Visually impaired : A person who is visually impaired has a decreased ability to see, even with corrective lenses, that adversely affects his visual access or interferes with processing visual information. The visual challenges an individual may have can range from not being able to see newspaper print to not being able to read print at all. Other challenges may include not being able to recognize a friend in a room until she is standing within arm’s reach or until she identifies herself.
Blindness: The term “blindness” is typically used to describe individuals with no usable vision or only the ability to perceive light.
Legally Blind : The term “legally blind” is a definition used to determine if individuals are eligible for government or other benefits as determined by the classification of legal blindness. Persons classified as legally blind have a central visual acuity of 20/200 or worse in the better eye with the best possible correction and/or a visual field of 20 degrees or less. For example, someone with an acuity of 20/200 may see something at 20 feet the same as what someone with normal vision can see at 200 feet
Low Vision : A person with normal vision typically has a visual acuity of 20/20 in both eyes and a visual field of approximately 160 to 180 degrees.
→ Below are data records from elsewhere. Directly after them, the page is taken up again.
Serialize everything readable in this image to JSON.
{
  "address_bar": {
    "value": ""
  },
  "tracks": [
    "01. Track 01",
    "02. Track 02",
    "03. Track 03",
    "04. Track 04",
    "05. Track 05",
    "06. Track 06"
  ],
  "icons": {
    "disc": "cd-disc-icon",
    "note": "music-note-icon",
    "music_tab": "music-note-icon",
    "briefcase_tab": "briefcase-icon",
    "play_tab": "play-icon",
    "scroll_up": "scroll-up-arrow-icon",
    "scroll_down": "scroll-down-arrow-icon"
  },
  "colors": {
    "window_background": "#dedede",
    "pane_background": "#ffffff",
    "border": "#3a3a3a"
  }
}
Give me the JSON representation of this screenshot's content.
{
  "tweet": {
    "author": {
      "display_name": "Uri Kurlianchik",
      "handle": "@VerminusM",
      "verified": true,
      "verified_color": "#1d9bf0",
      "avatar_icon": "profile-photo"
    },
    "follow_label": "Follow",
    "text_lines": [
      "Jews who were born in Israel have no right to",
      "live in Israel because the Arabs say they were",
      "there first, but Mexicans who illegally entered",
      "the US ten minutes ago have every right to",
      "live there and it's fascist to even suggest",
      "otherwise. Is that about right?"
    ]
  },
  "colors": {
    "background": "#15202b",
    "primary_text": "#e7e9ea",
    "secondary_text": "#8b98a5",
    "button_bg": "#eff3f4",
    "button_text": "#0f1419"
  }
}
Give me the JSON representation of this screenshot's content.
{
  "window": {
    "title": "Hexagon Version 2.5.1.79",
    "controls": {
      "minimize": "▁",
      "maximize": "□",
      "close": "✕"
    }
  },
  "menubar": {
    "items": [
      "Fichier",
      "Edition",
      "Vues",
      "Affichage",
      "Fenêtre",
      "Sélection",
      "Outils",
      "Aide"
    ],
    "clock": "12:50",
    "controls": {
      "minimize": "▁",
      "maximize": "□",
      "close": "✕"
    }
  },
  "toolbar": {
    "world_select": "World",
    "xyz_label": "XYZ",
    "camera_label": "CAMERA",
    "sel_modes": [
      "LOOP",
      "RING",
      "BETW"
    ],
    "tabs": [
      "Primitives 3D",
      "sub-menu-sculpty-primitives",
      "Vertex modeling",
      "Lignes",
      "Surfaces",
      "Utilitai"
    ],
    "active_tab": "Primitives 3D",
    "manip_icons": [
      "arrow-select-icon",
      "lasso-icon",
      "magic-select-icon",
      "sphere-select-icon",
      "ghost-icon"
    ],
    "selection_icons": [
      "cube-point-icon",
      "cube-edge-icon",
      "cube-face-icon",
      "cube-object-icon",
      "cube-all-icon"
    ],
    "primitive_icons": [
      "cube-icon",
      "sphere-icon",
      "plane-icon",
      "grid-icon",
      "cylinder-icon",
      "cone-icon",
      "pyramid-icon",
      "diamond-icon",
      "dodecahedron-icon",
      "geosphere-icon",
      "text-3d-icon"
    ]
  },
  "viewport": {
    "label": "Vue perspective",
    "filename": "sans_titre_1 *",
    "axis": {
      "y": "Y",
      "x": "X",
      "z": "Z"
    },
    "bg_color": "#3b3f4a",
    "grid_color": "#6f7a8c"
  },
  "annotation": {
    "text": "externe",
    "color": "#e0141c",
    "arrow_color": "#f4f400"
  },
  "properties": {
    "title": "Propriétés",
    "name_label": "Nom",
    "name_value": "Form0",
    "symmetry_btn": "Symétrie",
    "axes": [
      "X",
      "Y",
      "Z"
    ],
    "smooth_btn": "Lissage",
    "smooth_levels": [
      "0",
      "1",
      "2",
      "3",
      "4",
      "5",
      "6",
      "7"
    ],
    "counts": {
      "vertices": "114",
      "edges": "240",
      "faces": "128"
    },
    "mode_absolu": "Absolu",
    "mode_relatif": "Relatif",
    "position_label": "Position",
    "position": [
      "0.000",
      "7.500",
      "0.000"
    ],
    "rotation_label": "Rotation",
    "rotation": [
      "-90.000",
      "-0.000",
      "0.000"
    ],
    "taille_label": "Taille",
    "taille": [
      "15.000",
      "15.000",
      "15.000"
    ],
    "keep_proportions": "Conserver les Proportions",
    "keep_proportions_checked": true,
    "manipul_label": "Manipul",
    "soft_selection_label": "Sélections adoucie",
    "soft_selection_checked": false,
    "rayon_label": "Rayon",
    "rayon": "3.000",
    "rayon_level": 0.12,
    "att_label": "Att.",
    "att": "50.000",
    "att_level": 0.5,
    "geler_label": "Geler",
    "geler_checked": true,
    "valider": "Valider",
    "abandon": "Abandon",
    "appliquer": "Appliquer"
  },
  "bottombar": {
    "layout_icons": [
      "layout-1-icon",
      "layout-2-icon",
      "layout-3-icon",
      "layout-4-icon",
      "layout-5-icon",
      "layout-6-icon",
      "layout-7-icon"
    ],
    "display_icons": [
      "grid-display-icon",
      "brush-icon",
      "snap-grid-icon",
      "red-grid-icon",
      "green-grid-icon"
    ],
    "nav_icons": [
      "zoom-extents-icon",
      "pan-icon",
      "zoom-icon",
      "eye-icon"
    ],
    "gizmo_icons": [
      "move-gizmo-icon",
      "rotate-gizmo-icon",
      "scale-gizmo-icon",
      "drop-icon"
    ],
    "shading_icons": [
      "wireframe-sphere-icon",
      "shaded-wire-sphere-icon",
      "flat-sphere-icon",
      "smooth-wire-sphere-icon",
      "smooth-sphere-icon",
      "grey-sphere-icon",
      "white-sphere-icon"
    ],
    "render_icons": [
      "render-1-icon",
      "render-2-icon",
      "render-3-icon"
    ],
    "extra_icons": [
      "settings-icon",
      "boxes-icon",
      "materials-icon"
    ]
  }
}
An individual with low vision may have a visual acuity of 20/70 or worse and a visual field of 20 to 40 degrees or less. Individuals with low vision can often use optical devices, nonoptical devices, and environmental modifications to increase their visual functioning
Source : AFB (American for The Blind)